#### WORK INSTRUCTION:
These entries are to be set down again exactly.

#### RAW DATA:
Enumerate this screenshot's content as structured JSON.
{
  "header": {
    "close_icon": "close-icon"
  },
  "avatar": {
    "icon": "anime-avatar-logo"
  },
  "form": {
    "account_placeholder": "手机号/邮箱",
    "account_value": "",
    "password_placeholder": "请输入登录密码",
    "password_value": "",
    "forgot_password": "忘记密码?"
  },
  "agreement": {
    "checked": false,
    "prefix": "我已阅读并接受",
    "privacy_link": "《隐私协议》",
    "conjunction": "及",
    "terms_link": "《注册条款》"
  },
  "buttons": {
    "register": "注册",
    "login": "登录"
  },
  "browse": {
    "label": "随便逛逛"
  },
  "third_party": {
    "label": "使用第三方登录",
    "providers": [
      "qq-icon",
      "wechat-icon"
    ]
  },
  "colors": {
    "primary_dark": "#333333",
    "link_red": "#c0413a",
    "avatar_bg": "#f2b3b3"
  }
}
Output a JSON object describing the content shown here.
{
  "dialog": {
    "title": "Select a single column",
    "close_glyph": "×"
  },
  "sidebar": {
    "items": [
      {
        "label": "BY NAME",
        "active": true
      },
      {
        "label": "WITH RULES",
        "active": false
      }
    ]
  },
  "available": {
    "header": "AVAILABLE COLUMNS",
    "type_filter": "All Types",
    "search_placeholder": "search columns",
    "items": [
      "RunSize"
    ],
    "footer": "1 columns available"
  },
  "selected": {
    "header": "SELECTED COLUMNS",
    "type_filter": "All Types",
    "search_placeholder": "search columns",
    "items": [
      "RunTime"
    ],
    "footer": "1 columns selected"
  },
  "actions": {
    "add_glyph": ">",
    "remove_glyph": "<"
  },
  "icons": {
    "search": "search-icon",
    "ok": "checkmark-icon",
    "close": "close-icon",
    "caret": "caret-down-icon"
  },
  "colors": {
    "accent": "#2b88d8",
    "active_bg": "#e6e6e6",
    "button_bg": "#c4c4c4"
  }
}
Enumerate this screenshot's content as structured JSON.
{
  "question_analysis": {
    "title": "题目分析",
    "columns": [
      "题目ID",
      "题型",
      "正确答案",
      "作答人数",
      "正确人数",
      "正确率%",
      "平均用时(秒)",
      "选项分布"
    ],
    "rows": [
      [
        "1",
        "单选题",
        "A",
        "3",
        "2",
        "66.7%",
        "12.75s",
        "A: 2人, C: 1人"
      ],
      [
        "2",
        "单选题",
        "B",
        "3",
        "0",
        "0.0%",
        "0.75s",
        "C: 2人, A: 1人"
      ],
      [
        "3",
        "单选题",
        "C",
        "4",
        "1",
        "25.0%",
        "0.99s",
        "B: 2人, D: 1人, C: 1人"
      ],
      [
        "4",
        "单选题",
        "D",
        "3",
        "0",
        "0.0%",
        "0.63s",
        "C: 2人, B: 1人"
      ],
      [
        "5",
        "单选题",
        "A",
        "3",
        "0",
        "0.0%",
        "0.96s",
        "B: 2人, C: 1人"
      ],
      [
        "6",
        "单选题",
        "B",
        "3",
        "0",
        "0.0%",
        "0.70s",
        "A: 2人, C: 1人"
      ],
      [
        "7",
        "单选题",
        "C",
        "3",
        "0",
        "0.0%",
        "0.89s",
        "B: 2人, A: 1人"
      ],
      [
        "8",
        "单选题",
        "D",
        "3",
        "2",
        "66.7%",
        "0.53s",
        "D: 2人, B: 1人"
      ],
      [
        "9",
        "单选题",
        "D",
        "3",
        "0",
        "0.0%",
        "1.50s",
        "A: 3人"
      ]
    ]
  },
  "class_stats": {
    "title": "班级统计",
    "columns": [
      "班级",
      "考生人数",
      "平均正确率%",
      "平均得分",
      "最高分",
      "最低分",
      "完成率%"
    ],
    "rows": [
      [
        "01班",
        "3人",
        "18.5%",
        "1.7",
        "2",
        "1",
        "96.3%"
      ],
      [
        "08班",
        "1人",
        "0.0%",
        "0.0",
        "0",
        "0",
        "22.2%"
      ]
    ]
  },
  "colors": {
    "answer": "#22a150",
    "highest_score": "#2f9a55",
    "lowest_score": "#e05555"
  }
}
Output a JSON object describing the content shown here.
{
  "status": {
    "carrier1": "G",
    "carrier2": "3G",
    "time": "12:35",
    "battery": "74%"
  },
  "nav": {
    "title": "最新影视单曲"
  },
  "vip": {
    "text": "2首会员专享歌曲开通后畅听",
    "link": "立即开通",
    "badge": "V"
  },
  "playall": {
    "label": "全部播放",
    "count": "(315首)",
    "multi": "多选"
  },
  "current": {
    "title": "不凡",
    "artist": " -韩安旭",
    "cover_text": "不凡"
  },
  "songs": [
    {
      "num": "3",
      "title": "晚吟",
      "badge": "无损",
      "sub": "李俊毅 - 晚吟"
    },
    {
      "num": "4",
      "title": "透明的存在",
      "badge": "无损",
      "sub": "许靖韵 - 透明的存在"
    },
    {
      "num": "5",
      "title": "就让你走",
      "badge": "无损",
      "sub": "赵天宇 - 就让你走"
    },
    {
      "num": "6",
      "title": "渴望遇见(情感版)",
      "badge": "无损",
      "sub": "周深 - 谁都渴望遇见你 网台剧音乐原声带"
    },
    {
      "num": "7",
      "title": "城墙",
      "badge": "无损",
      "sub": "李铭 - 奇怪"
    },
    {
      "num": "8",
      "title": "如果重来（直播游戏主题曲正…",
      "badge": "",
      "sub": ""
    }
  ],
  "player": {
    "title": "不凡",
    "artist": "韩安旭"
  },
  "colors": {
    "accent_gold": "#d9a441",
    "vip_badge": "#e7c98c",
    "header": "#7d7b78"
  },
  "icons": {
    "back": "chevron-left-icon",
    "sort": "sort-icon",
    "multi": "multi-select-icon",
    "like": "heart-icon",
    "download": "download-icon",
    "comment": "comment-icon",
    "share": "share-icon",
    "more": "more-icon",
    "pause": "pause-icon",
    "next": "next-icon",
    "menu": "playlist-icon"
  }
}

#### WRITTEN ANSWER:
Enumerate this screenshot's content as structured JSON.
{
  "header": {
    "close_icon": "close-icon"
  },
  "avatar": {
    "icon": "anime-avatar-logo"
  },
  "form": {
    "account_placeholder": "手机号/邮箱",
    "account_value": "",
    "password_placeholder": "请输入登录密码",
    "password_value": "",
    "forgot_password": "忘记密码?"
  },
  "agreement": {
    "checked": false,
    "prefix": "我已阅读并接受",
    "privacy_link": "《隐私协议》",
    "conjunction": "及",
    "terms_link": "《注册条款》"
  },
  "buttons": {
    "register": "注册",
    "login": "登录"
  },
  "browse": {
    "label": "随便逛逛"
  },
  "third_party": {
    "label": "使用第三方登录",
    "providers": [
      "qq-icon",
      "wechat-icon"
    ]
  },
  "colors": {
    "primary_dark": "#333333",
    "link_red": "#c0413a",
    "avatar_bg": "#f2b3b3"
  }
}
Output a JSON object describing the content shown here.
{
  "dialog": {
    "title": "Select a single column",
    "close_glyph": "×"
  },
  "sidebar": {
    "items": [
      {
        "label": "BY NAME",
        "active": true
      },
      {
        "label": "WITH RULES",
        "active": false
      }
    ]
  },
  "available": {
    "header": "AVAILABLE COLUMNS",
    "type_filter": "All Types",
    "search_placeholder": "search columns",
    "items": [
      "RunSize"
    ],
    "footer": "1 columns available"
  },
  "selected": {
    "header": "SELECTED COLUMNS",
    "type_filter": "All Types",
    "search_placeholder": "search columns",
    "items": [
      "RunTime"
    ],
    "footer": "1 columns selected"
  },
  "actions": {
    "add_glyph": ">",
    "remove_glyph": "<"
  },
  "icons": {
    "search": "search-icon",
    "ok": "checkmark-icon",
    "close": "close-icon",
    "caret": "caret-down-icon"
  },
  "colors": {
    "accent": "#2b88d8",
    "active_bg": "#e6e6e6",
    "button_bg": "#c4c4c4"
  }
}
Enumerate this screenshot's content as structured JSON.
{
  "question_analysis": {
    "title": "题目分析",
    "columns": [
      "题目ID",
      "题型",
      "正确答案",
      "作答人数",
      "正确人数",
      "正确率%",
      "平均用时(秒)",
      "选项分布"
    ],
    "rows": [
      [
        "1",
        "单选题",
        "A",
        "3",
        "2",
        "66.7%",
        "12.75s",
        "A: 2人, C: 1人"
      ],
      [
        "2",
        "单选题",
        "B",
        "3",
        "0",
        "0.0%",
        "0.75s",
        "C: 2人, A: 1人"
      ],
      [
        "3",
        "单选题",
        "C",
        "4",
        "1",
        "25.0%",
        "0.99s",
        "B: 2人, D: 1人, C: 1人"
      ],
      [
        "4",
        "单选题",
        "D",
        "3",
        "0",
        "0.0%",
        "0.63s",
        "C: 2人, B: 1人"
      ],
      [
        "5",
        "单选题",
        "A",
        "3",
        "0",
        "0.0%",
        "0.96s",
        "B: 2人, C: 1人"
      ],
      [
        "6",
        "单选题",
        "B",
        "3",
        "0",
        "0.0%",
        "0.70s",
        "A: 2人, C: 1人"
      ],
      [
        "7",
        "单选题",
        "C",
        "3",
        "0",
        "0.0%",
        "0.89s",
        "B: 2人, A: 1人"
      ],
      [
        "8",
        "单选题",
        "D",
        "3",
        "2",
        "66.7%",
        "0.53s",
        "D: 2人, B: 1人"
      ],
      [
        "9",
        "单选题",
        "D",
        "3",
        "0",
        "0.0%",
        "1.50s",
        "A: 3人"
      ]
    ]
  },
  "class_stats": {
    "title": "班级统计",
    "columns": [
      "班级",
      "考生人数",
      "平均正确率%",
      "平均得分",
      "最高分",
      "最低分",
      "完成率%"
    ],
    "rows": [
      [
        "01班",
        "3人",
        "18.5%",
        "1.7",
        "2",
        "1",
        "96.3%"
      ],
      [
        "08班",
        "1人",
        "0.0%",
        "0.0",
        "0",
        "0",
        "22.2%"
      ]
    ]
  },
  "colors": {
    "answer": "#22a150",
    "highest_score": "#2f9a55",
    "lowest_score": "#e05555"
  }
}
Output a JSON object describing the content shown here.
{
  "status": {
    "carrier1": "G",
    "carrier2": "3G",
    "time": "12:35",
    "battery": "74%"
  },
  "nav": {
    "title": "最新影视单曲"
  },
  "vip": {
    "text": "2首会员专享歌曲开通后畅听",
    "link": "立即开通",
    "badge": "V"
  },
  "playall": {
    "label": "全部播放",
    "count": "(315首)",
    "multi": "多选"
  },
  "current": {
    "title": "不凡",
    "artist": " -韩安旭",
    "cover_text": "不凡"
  },
  "songs": [
    {
      "num": "3",
      "title": "晚吟",
      "badge": "无损",
      "sub": "李俊毅 - 晚吟"
    },
    {
      "num": "4",
      "title": "透明的存在",
      "badge": "无损",
      "sub": "许靖韵 - 透明的存在"
    },
    {
      "num": "5",
      "title": "就让你走",
      "badge": "无损",
      "sub": "赵天宇 - 就让你走"
    },
    {
      "num": "6",
      "title": "渴望遇见(情感版)",
      "badge": "无损",
      "sub": "周深 - 谁都渴望遇见你 网台剧音乐原声带"
    },
    {
      "num": "7",
      "title": "城墙",
      "badge": "无损",
      "sub": "李铭 - 奇怪"
    },
    {
      "num": "8",
      "title": "如果重来（直播游戏主题曲正…",
      "badge": "",
      "sub": ""
    }
  ],
  "player": {
    "title": "不凡",
    "artist": "韩安旭"
  },
  "colors": {
    "accent_gold": "#d9a441",
    "vip_badge": "#e7c98c",
    "header": "#7d7b78"
  },
  "icons": {
    "back": "chevron-left-icon",
    "sort": "sort-icon",
    "multi": "multi-select-icon",
    "like": "heart-icon",
    "download": "download-icon",
    "comment": "comment-icon",
    "share": "share-icon",
    "more": "more-icon",
    "pause": "pause-icon",
    "next": "next-icon",
    "menu": "playlist-icon"
  }
}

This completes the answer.